To determine the brands that disappeared in the last decade, 24/7 Wall St. reviewed press releases, financial filings, and other news sources like Fortune to find the major corporations that either went completely out of business or ceased the bulk of their operations between 2010 and 2019.
The companies on this list experienced significant change in its finances or future earning potential in the 2010s — such as a bankruptcy, huge drop in stock price, massive layoffs, or sweeping store closures. Companies that still operate a handful of stores but closed down the vast majority of their locations, such as Toys R Us, were still considered for this list.
Companies can disappear for many reasons. Some on this list went under as a result of market forces. Blockbuster, for example, thrived as the nation’s top video rental chain.

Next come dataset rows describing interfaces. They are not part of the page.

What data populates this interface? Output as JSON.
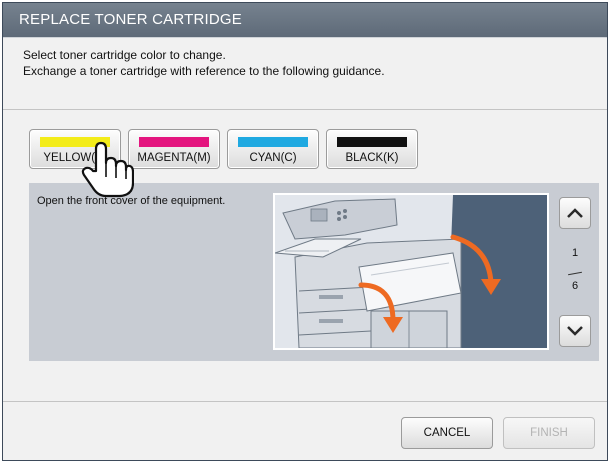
{
  "window": {
    "title": "REPLACE TONER CARTRIDGE"
  },
  "instructions": {
    "line1": "Select toner cartridge color to change.",
    "line2": "Exchange a toner cartridge with reference to the following guidance."
  },
  "colors": [
    {
      "label": "YELLOW(Y)",
      "swatch": "#f3ec1a"
    },
    {
      "label": "MAGENTA(M)",
      "swatch": "#e4157f"
    },
    {
      "label": "CYAN(C)",
      "swatch": "#1fa9e1"
    },
    {
      "label": "BLACK(K)",
      "swatch": "#111111"
    }
  ],
  "guide": {
    "text": "Open the front cover of the equipment.",
    "page_current": "1",
    "page_total": "6"
  },
  "actions": {
    "cancel": "CANCEL",
    "finish": "FINISH"
  },
  "theme": {
    "arrow_color": "#ee6a22",
    "dark_panel": "#4d6178"
  }
}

When movies and TV shows became available on demand through services like Netflix and Hulu, however, the demand for DVD rentals evaporated. These are America’s dying industries.
Other companies were managed recklessly and failed because of massive lawsuits or criminal proceedings brought against high-level management. These are the companies with the worst (and best) reputations.